What to produce: The full listing below should be returned without a single change.

Given data:
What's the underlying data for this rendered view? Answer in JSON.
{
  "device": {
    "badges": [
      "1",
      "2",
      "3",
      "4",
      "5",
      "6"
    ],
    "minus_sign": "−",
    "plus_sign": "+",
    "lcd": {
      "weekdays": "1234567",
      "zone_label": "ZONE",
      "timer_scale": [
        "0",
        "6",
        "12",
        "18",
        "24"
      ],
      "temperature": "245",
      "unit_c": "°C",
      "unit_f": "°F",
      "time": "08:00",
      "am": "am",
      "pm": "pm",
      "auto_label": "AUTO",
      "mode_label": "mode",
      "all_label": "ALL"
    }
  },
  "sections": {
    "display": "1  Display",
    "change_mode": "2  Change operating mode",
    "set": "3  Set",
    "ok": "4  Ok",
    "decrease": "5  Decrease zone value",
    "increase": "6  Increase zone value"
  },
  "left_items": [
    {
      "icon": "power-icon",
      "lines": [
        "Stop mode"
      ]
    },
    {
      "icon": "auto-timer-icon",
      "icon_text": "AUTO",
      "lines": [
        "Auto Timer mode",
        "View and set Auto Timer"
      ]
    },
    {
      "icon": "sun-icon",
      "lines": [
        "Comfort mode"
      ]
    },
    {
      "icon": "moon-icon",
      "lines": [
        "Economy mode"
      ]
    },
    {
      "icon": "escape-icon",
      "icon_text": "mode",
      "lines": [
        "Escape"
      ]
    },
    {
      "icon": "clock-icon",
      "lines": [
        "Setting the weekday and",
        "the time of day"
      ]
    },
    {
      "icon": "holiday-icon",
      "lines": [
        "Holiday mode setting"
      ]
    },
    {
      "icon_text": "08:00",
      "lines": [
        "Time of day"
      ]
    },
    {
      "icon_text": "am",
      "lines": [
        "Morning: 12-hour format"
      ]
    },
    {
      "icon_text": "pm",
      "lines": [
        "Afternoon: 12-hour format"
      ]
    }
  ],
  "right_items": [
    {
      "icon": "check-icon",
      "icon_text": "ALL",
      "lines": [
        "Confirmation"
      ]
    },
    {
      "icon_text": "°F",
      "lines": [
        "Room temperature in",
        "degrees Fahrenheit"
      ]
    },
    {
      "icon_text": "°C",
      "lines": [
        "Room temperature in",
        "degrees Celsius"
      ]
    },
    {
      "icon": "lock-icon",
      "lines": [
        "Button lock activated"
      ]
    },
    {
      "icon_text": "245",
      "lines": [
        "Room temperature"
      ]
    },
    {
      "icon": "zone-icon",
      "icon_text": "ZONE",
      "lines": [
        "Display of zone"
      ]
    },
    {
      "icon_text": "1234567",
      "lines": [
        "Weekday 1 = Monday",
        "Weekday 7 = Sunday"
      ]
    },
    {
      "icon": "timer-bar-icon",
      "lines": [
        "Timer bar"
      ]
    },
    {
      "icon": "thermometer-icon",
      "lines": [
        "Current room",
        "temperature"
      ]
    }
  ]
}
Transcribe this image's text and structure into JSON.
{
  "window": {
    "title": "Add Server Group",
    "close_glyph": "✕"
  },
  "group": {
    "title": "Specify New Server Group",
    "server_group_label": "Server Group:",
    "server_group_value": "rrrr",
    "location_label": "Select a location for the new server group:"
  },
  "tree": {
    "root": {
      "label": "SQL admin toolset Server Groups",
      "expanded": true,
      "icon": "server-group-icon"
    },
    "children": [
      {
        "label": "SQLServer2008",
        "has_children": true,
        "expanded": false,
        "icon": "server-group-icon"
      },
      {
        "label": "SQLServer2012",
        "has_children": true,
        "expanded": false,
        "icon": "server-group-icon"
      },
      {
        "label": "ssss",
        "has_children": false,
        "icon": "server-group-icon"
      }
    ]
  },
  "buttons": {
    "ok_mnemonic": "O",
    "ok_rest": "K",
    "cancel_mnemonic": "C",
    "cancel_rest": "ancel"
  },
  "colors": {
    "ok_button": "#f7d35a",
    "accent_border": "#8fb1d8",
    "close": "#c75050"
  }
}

Result:
What's the underlying data for this rendered view? Answer in JSON.
{
  "device": {
    "badges": [
      "1",
      "2",
      "3",
      "4",
      "5",
      "6"
    ],
    "minus_sign": "−",
    "plus_sign": "+",
    "lcd": {
      "weekdays": "1234567",
      "zone_label": "ZONE",
      "timer_scale": [
        "0",
        "6",
        "12",
        "18",
        "24"
      ],
      "temperature": "245",
      "unit_c": "°C",
      "unit_f": "°F",
      "time": "08:00",
      "am": "am",
      "pm": "pm",
      "auto_label": "AUTO",
      "mode_label": "mode",
      "all_label": "ALL"
    }
  },
  "sections": {
    "display": "1  Display",
    "change_mode": "2  Change operating mode",
    "set": "3  Set",
    "ok": "4  Ok",
    "decrease": "5  Decrease zone value",
    "increase": "6  Increase zone value"
  },
  "left_items": [
    {
      "icon": "power-icon",
      "lines": [
        "Stop mode"
      ]
    },
    {
      "icon": "auto-timer-icon",
      "icon_text": "AUTO",
      "lines": [
        "Auto Timer mode",
        "View and set Auto Timer"
      ]
    },
    {
      "icon": "sun-icon",
      "lines": [
        "Comfort mode"
      ]
    },
    {
      "icon": "moon-icon",
      "lines": [
        "Economy mode"
      ]
    },
    {
      "icon": "escape-icon",
      "icon_text": "mode",
      "lines": [
        "Escape"
      ]
    },
    {
      "icon": "clock-icon",
      "lines": [
        "Setting the weekday and",
        "the time of day"
      ]
    },
    {
      "icon": "holiday-icon",
      "lines": [
        "Holiday mode setting"
      ]
    },
    {
      "icon_text": "08:00",
      "lines": [
        "Time of day"
      ]
    },
    {
      "icon_text": "am",
      "lines": [
        "Morning: 12-hour format"
      ]
    },
    {
      "icon_text": "pm",
      "lines": [
        "Afternoon: 12-hour format"
      ]
    }
  ],
  "right_items": [
    {
      "icon": "check-icon",
      "icon_text": "ALL",
      "lines": [
        "Confirmation"
      ]
    },
    {
      "icon_text": "°F",
      "lines": [
        "Room temperature in",
        "degrees Fahrenheit"
      ]
    },
    {
      "icon_text": "°C",
      "lines": [
        "Room temperature in",
        "degrees Celsius"
      ]
    },
    {
      "icon": "lock-icon",
      "lines": [
        "Button lock activated"
      ]
    },
    {
      "icon_text": "245",
      "lines": [
        "Room temperature"
      ]
    },
    {
      "icon": "zone-icon",
      "icon_text": "ZONE",
      "lines": [
        "Display of zone"
      ]
    },
    {
      "icon_text": "1234567",
      "lines": [
        "Weekday 1 = Monday",
        "Weekday 7 = Sunday"
      ]
    },
    {
      "icon": "timer-bar-icon",
      "lines": [
        "Timer bar"
      ]
    },
    {
      "icon": "thermometer-icon",
      "lines": [
        "Current room",
        "temperature"
      ]
    }
  ]
}
Transcribe this image's text and structure into JSON.
{
  "window": {
    "title": "Add Server Group",
    "close_glyph": "✕"
  },
  "group": {
    "title": "Specify New Server Group",
    "server_group_label": "Server Group:",
    "server_group_value": "rrrr",
    "location_label": "Select a location for the new server group:"
  },
  "tree": {
    "root": {
      "label": "SQL admin toolset Server Groups",
      "expanded": true,
      "icon": "server-group-icon"
    },
    "children": [
      {
        "label": "SQLServer2008",
        "has_children": true,
        "expanded": false,
        "icon": "server-group-icon"
      },
      {
        "label": "SQLServer2012",
        "has_children": true,
        "expanded": false,
        "icon": "server-group-icon"
      },
      {
        "label": "ssss",
        "has_children": false,
        "icon": "server-group-icon"
      }
    ]
  },
  "buttons": {
    "ok_mnemonic": "O",
    "ok_rest": "K",
    "cancel_mnemonic": "C",
    "cancel_rest": "ancel"
  },
  "colors": {
    "ok_button": "#f7d35a",
    "accent_border": "#8fb1d8",
    "close": "#c75050"
  }
}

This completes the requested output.